University of Calgary

Unlocking Skills: The Power of Brain Games

Submitted by alumni on Mon, 10/31/2016 - 21:26.

Unlocking Skills: The Power of Brain Games

Don't scoff. Those gamers holed up in basements might well become tomorrow’s brain surgeons. Research indicates the “training” players receive through video games may provide just the job skills they’ll need.
By Jennifer Allford

Game of Algorithms: Gaming as Teaching Tool

Students in UCalgary’s Schulich School of Engineering are building video games to learn how to develop algorithms, absorb all kinds of technical content and boost their creative thinking.

Electrical and computer engineering students are developing simple games such as designing floor plans to minimize wasted space and figuring out the best way to move through grocery store aisles — efficiencies that are also important for electrical engineers when they design circuits.

Laleh Behjat, associate professor in electrical and computer engineering and Emily Marasco, BSc’11, MSc’13, a PhD student in the department, have redesigned a fourth-year algorithm development class, ENCM507, to incorporate games. Along with other researchers across campus, Beaumie Kim, associate professor at the Werklund School of Education, and Mohammad Moshirpour, BSc’08, BSc09, MSc’11, PhD’16, an instructor in electrical and computer engineering, are studying how building games in class increases student engagement.

“Games are meant to be entertaining, they’re meant to attract people. If students are playing games, let’s turn education into a game,” says Marasco. “Games most certainly boost students’ creativity. I’m always amazed by what they come up with.”

Creativity is essential for engineers, Behjat adds. “Integrating creativity and innovation into technical content will enable engineering students to create innovative designs, tools and techniques that have not been even dreamed of yet. This will lead us into the future with many possibilities and opportunities.”

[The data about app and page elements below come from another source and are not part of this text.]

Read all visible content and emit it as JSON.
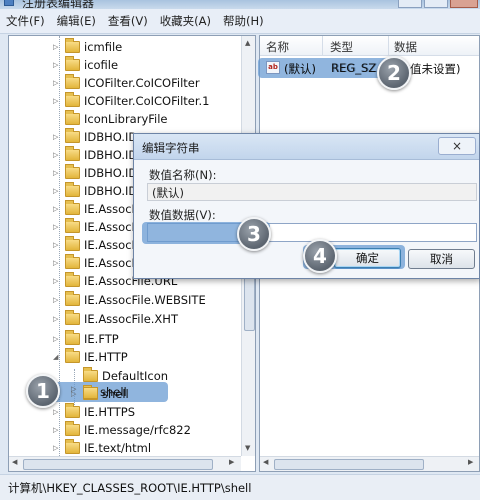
{
  "window": {
    "title": "注册表编辑器"
  },
  "menu": [
    "文件(F)",
    "编辑(E)",
    "查看(V)",
    "收藏夹(A)",
    "帮助(H)"
  ],
  "tree": {
    "items": [
      {
        "label": "icmfile"
      },
      {
        "label": "icofile"
      },
      {
        "label": "ICOFilter.CoICOFilter"
      },
      {
        "label": "ICOFilter.CoICOFilter.1"
      },
      {
        "label": "IconLibraryFile"
      },
      {
        "label": "IDBHO.ID"
      },
      {
        "label": "IDBHO.ID"
      },
      {
        "label": "IDBHO.ID"
      },
      {
        "label": "IDBHO.ID"
      },
      {
        "label": "IE.AssocFi"
      },
      {
        "label": "IE.AssocFi"
      },
      {
        "label": "IE.AssocFi"
      },
      {
        "label": "IE.AssocFi"
      },
      {
        "label": "IE.AssocFile.URL"
      },
      {
        "label": "IE.AssocFile.WEBSITE"
      },
      {
        "label": "IE.AssocFile.XHT"
      },
      {
        "label": "IE.FTP"
      },
      {
        "label": "IE.HTTP"
      },
      {
        "label": "DefaultIcon"
      },
      {
        "label": "shell"
      },
      {
        "label": "IE.HTTPS"
      },
      {
        "label": "IE.message/rfc822"
      },
      {
        "label": "IE.text/html"
      }
    ]
  },
  "list": {
    "columns": [
      "名称",
      "类型",
      "数据"
    ],
    "rows": [
      {
        "name": "(默认)",
        "type": "REG_SZ",
        "data": "(数值未设置)"
      }
    ]
  },
  "status": {
    "path": "计算机\\HKEY_CLASSES_ROOT\\IE.HTTP\\shell"
  },
  "dialog": {
    "title": "编辑字符串",
    "close_glyph": "×",
    "name_label": "数值名称(N):",
    "name_value": "(默认)",
    "data_label": "数值数据(V):",
    "data_value": "",
    "ok_label": "确定",
    "cancel_label": "取消"
  },
  "steps": [
    "1",
    "2",
    "3",
    "4"
  ],
  "colors": {
    "highlight": "#6599d1",
    "badge": "#6e7780"
  }
}
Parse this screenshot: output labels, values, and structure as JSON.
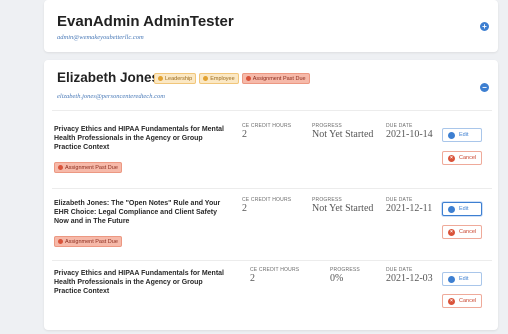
{
  "users": [
    {
      "name": "EvanAdmin AdminTester",
      "email": "admin@wemakeyoubetterllc.com"
    },
    {
      "name": "Elizabeth Jones",
      "email": "elizabeth.jones@personcenteredtech.com",
      "badges": [
        "Leadership",
        "Employee",
        "Assignment Past Due"
      ]
    }
  ],
  "columns": {
    "credit_hours": "CE CREDIT HOURS",
    "progress": "PROGRESS",
    "due_date": "DUE DATE"
  },
  "assignments": [
    {
      "title": "Privacy Ethics and HIPAA Fundamentals for Mental Health Professionals in the Agency or Group Practice Context",
      "credit_hours": "2",
      "progress": "Not Yet Started",
      "due_date": "2021-10-14",
      "status_badge": "Assignment Past Due"
    },
    {
      "title": "Elizabeth Jones: The \"Open Notes\" Rule and Your EHR Choice: Legal Compliance and Client Safety Now and in The Future",
      "credit_hours": "2",
      "progress": "Not Yet Started",
      "due_date": "2021-12-11",
      "status_badge": "Assignment Past Due"
    },
    {
      "title": "Privacy Ethics and HIPAA Fundamentals for Mental Health Professionals in the Agency or Group Practice Context",
      "credit_hours": "2",
      "progress": "0%",
      "due_date": "2021-12-03",
      "status_badge": ""
    }
  ],
  "buttons": {
    "edit": "Edit",
    "cancel": "Cancel",
    "expand_symbol": "+",
    "collapse_symbol": "−"
  },
  "colors": {
    "accent": "#3d7fd1",
    "danger": "#d9533a",
    "warning": "#e2a231"
  }
}
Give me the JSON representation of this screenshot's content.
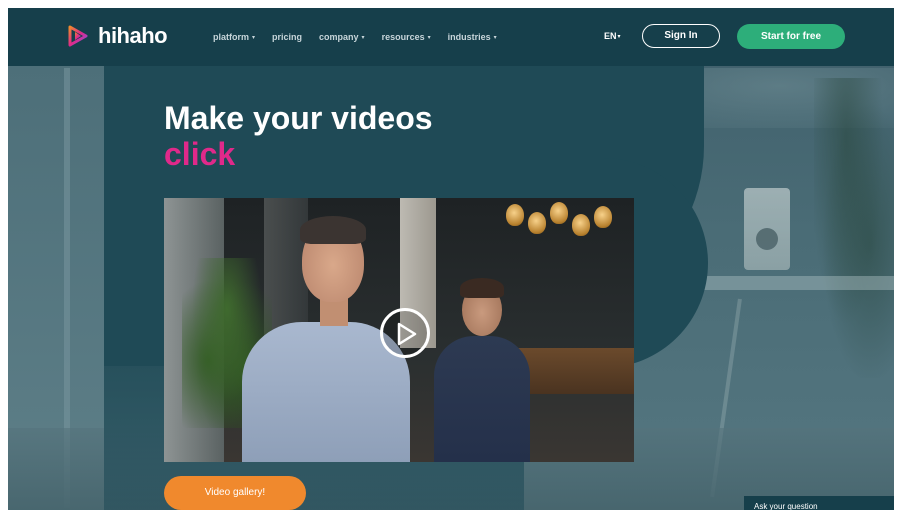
{
  "brand": {
    "name": "hihaho"
  },
  "nav": {
    "menu": [
      {
        "label": "platform",
        "caret": true
      },
      {
        "label": "pricing",
        "caret": false
      },
      {
        "label": "company",
        "caret": true
      },
      {
        "label": "resources",
        "caret": true
      },
      {
        "label": "industries",
        "caret": true
      }
    ],
    "language": "EN",
    "sign_in": "Sign In",
    "start": "Start for free"
  },
  "hero": {
    "line1": "Make your videos",
    "line2": "click"
  },
  "video": {
    "play_icon": "play-icon"
  },
  "gallery_button": "Video gallery!",
  "chat": {
    "label": "Ask your question"
  },
  "colors": {
    "nav_bg": "#163f4b",
    "accent_pink": "#e0298a",
    "cta_green": "#2dae7a",
    "gallery_orange": "#f0892d"
  }
}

The students have to program a game that’s based on the algorithms used for designing computer chips and includes scoring and different levels of play. “I am always blown away with how much effort and time these students put in because they want to,” says Marasco.